[Records from a data source]

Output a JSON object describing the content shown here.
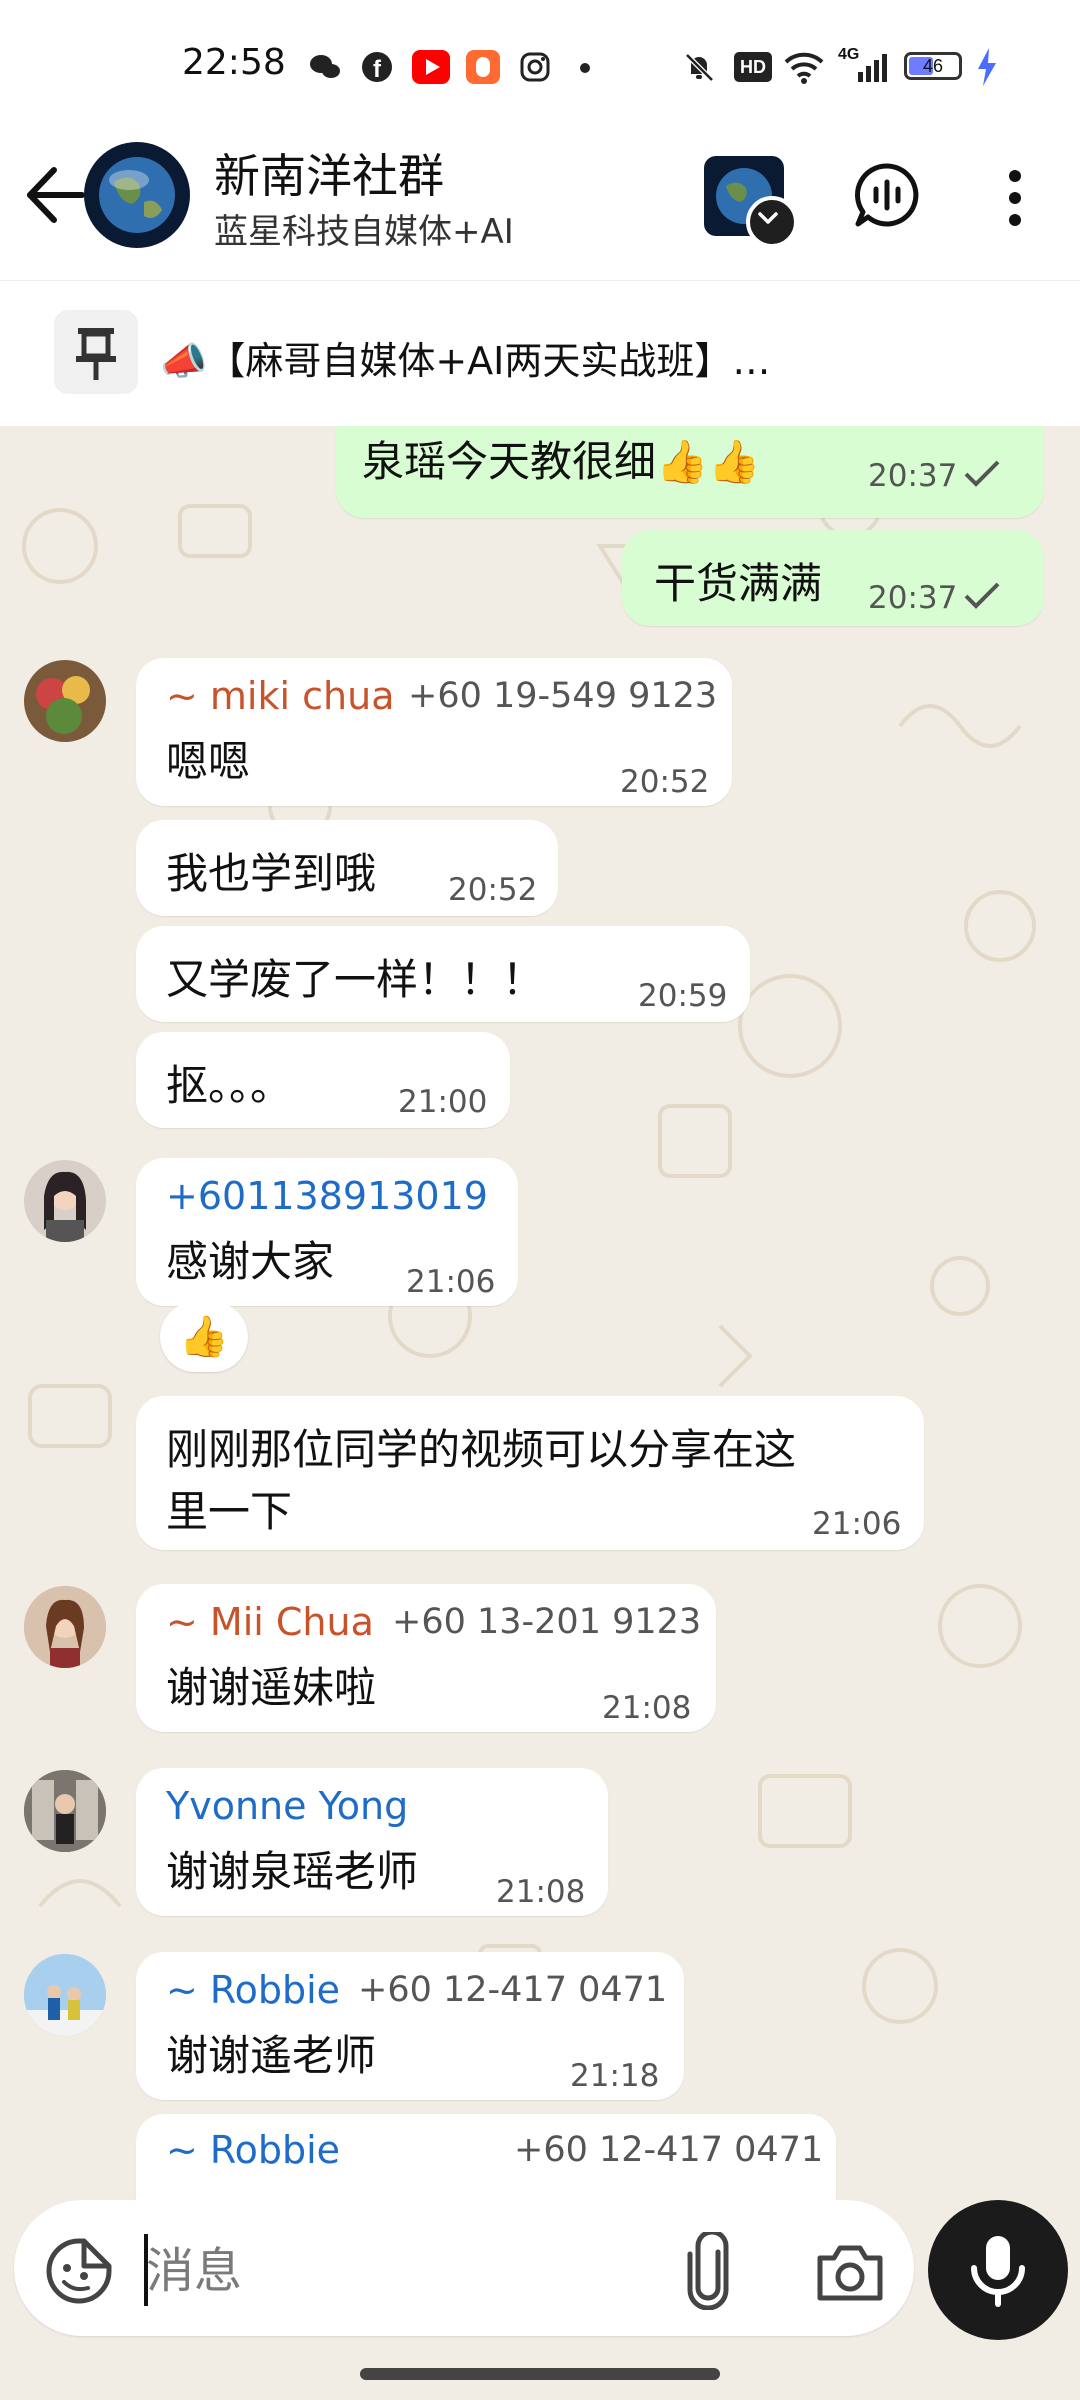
{
  "status_bar": {
    "time": "22:58",
    "hd_label": "HD",
    "net_label": "4G",
    "battery": "46",
    "colors": {
      "youtube": "#ff0000",
      "orange_app": "#ff6a33"
    }
  },
  "header": {
    "title": "新南洋社群",
    "subtitle": "蓝星科技自媒体+AI"
  },
  "pinned": {
    "text": "📣【麻哥自媒体+AI两天实战班】…"
  },
  "messages": [
    {
      "type": "out",
      "text": "泉瑶今天教很细👍👍",
      "time": "20:37"
    },
    {
      "type": "out",
      "text": "干货满满",
      "time": "20:37"
    },
    {
      "type": "in",
      "name": "~ miki chua",
      "phone": "+60 19-549 9123",
      "text": "嗯嗯",
      "time": "20:52"
    },
    {
      "type": "in",
      "text": "我也学到哦",
      "time": "20:52"
    },
    {
      "type": "in",
      "text": "又学废了一样！！！",
      "time": "20:59"
    },
    {
      "type": "in",
      "text": "抠。。。",
      "time": "21:00"
    },
    {
      "type": "in",
      "name": "+601138913019",
      "text": "感谢大家",
      "time": "21:06",
      "reaction": "👍"
    },
    {
      "type": "in",
      "text_line1": "刚刚那位同学的视频可以分享在这",
      "text_line2": "里一下",
      "time": "21:06"
    },
    {
      "type": "in",
      "name": "~ Mii Chua",
      "phone": "+60 13-201 9123",
      "text": "谢谢遥妹啦",
      "time": "21:08"
    },
    {
      "type": "in",
      "name": "Yvonne Yong",
      "text": "谢谢泉瑶老师",
      "time": "21:08"
    },
    {
      "type": "in",
      "name": "~ Robbie",
      "phone": "+60 12-417 0471",
      "text": "谢谢遙老师",
      "time": "21:18"
    },
    {
      "type": "in",
      "name": "~ Robbie",
      "phone": "+60 12-417 0471"
    }
  ],
  "colors": {
    "name_orange": "#c8532b",
    "name_blue": "#1e6cc7",
    "out_bubble": "#d9fdd3"
  },
  "input": {
    "placeholder": "消息"
  }
}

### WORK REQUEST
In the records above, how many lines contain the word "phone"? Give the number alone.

### REPLY
4